Pull each line with the string "icon" from the entries.
::: THE DATA
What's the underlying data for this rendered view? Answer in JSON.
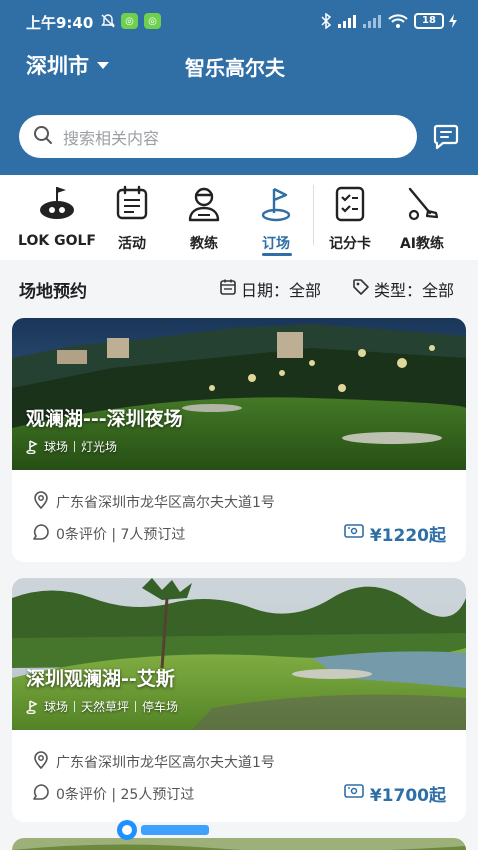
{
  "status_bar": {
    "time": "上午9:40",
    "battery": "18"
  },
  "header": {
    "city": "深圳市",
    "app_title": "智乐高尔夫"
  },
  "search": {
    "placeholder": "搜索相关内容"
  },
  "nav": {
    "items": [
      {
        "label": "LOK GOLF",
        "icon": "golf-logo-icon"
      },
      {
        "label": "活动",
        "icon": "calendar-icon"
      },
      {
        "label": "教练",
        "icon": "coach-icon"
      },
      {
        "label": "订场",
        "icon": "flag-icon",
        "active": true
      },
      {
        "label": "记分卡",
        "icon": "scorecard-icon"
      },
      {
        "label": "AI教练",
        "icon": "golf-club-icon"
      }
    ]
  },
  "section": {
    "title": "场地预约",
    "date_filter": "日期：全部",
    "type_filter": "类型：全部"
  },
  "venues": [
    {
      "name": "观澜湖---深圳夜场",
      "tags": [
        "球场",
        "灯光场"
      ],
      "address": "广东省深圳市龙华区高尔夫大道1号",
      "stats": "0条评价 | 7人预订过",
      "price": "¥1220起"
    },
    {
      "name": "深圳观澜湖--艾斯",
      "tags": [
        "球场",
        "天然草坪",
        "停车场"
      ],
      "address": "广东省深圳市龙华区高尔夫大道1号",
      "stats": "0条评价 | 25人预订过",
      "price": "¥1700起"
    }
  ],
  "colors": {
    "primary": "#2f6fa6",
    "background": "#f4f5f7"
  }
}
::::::
> [RESPONSE TO THE TASK]
        "icon": "golf-logo-icon"
        "icon": "calendar-icon"
        "icon": "coach-icon"
        "icon": "flag-icon",
        "icon": "scorecard-icon"
        "icon": "golf-club-icon"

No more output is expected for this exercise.